I didn’t watch the Kentucky Derby but I read almost every article there was on the story of the winner, California Chrome. I’m no stranger to race tracks considering my family has been taking me since I was little. I learned how to handicap a horse when I was around 8 from my Grandfather at Pimlico. My parents are also big on the horse racing and can be seen regularly at Saratoga in the summer as well as Gulfstream in Florida.
My father finds it relaxing to handicap horses. He spends hours calculating the stats and figuring out how the conditions of the track will affect the horses. I think he enjoys this so much because he has a very scientific mind, he’s a doctor. If my Dad is reading this, no, Dad, I do not think you have a gambling problem and I love you very much.
I never really got into horse racing but I did have a little gambling problem (poker) about 9 years ago. You know you may belong in Gamblers Anonymous when you’re kicked out of the Excalibur Hotel’s casino for fighting with a fat woman while drunk and also counting cards at a poker table. It was one of the most humiliating times of my life. I’m now 9 years clean and sober and haven’t gambled in that time as well. The worst part about that story is that I’m banned from one of the cheesiest hotels on the strip. It would have been more glamorous if I got booted from Paris Hotel or Caesars.
For the past nine years I’ve really worked hard on myself and have gotten my life back on track.
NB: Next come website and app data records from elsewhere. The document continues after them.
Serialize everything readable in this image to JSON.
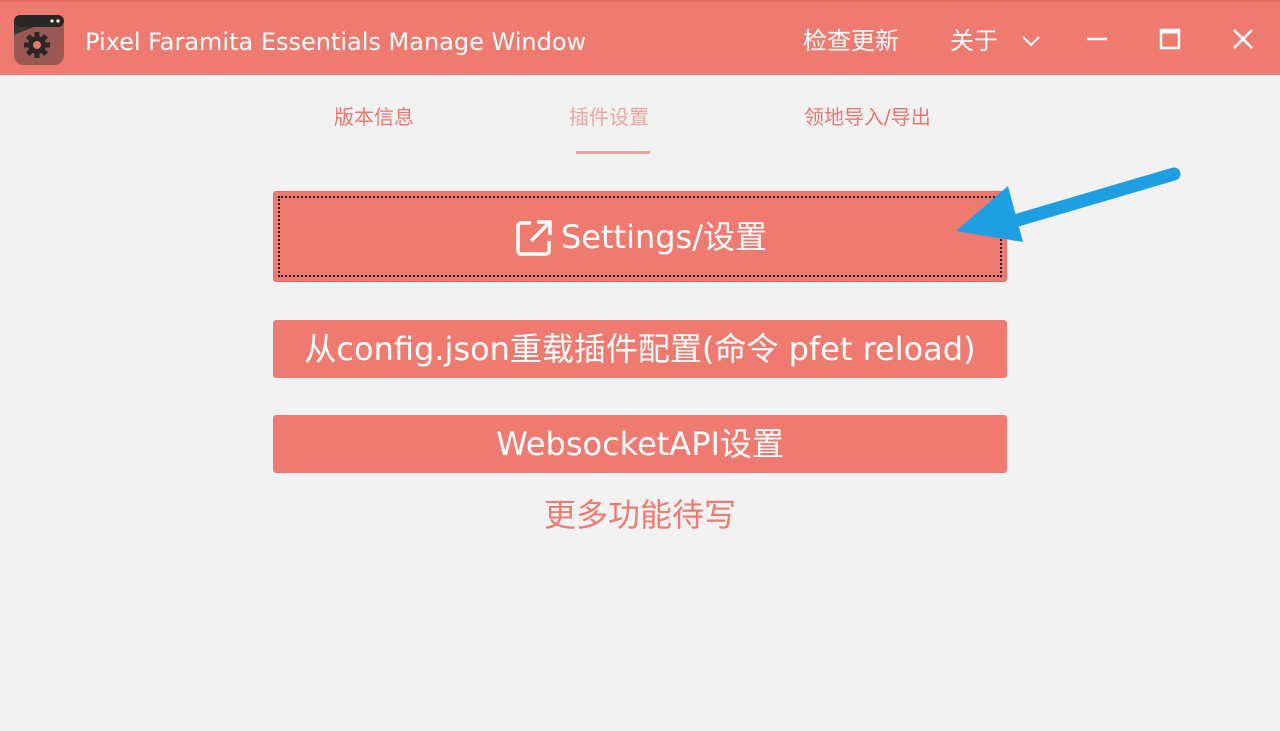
{
  "window": {
    "title": "Pixel Faramita Essentials Manage Window",
    "icon": "app-gear-icon",
    "menu": {
      "check_update": "检查更新",
      "about": "关于"
    },
    "controls": {
      "minimize": "minimize-icon",
      "maximize": "maximize-icon",
      "close": "close-icon"
    }
  },
  "tabs": [
    {
      "label": "版本信息",
      "active": false
    },
    {
      "label": "插件设置",
      "active": true
    },
    {
      "label": "领地导入/导出",
      "active": false
    }
  ],
  "buttons": {
    "settings": {
      "label": "Settings/设置",
      "icon": "external-link-icon"
    },
    "reload": {
      "label": "从config.json重载插件配置(命令 pfet reload)"
    },
    "websocket": {
      "label": "WebsocketAPI设置"
    }
  },
  "more_text": "更多功能待写",
  "colors": {
    "accent": "#ef7b70",
    "background": "#f3f2f2",
    "tab_active": "#efa49c",
    "annotation_arrow": "#1e9ee3"
  }
}
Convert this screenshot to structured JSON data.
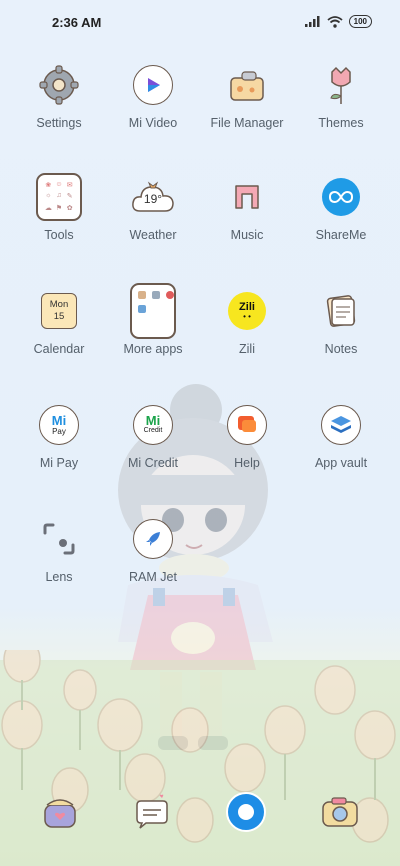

I’m so far away from the girl I was who got kicked out of a really crappy casino in Vegas and I’m not the girl who used to sleep in her car while going through a divorce from my questionably gay ex husband. This brings me to the point of why I love California Chrome’s story so much. I love an underdog, being one myself.
The owners of California Chrome are Steve Coburn and Perry Martin. They’re just two average Joes. Coburn worked for a company in Nevada that makes magnetic tape for credit cards and Martin owns a California lab that tests air bags and landing gear. They worked 9 to 5 jobs and are everyday working men. You wouldn’t see them wearing plaid pants and Izod shirts at the country club with their kids named Muffy and Brad.
They scraped together $10,000 to get California Chrome. They were lucky and got their horse to the barn of Art Sherman, who at 77 became the horse’s trainer. Art Sherman started off as a jockey then became a trainer in 1980. “I never had the big stables or the moneyed people behind me, just mom and pop operations and people that’s always good friends,” he said. ” … It’s a different ballgame for me. Beating all the big boys and maybe they had their doubts that this horse wasn’t a runner … When you run against him you find out. He’s the real McCoy.’ Art said about Chrome and the Kentucky Derby.
Earlier in the week before the Kentucky Derby, Sherman visited the grave of Swaps, the 1955 Derby winner who he accompanied to the Kentucky Derby an exercise rider. He said he said a prayer, asking that California Chrome run as well as Swaps did. We all know what the power of prayer can do.
Coburn, one of the owners of California Chrome said, “we knew within our souls what kind of horse we had.”
Yeah this horse had destiny all over it. When you live in the spiritual world as I do, your gut instinct is God and God was taking care of this horse, its trainer and their owners all the way to the winners circle; past the wealthy upper class owners of the other horses. The tears of gratitude fell from the faces of everyone involved with California Chrome. The horse also brought glorious sunshine to the Kentucky Derby compared to last year’s chilly, overcast and rainy weather.
It was California Chrome’s destiny to win the Kentucky Derby. The horse is a true miracle, making the seemingly impossible, possible for a bunch of regular guys with big dreams. Miracles happen every day if you have faith and believe in them. To quote Wayne Dyer, “I’m realistic, I expect miracles.”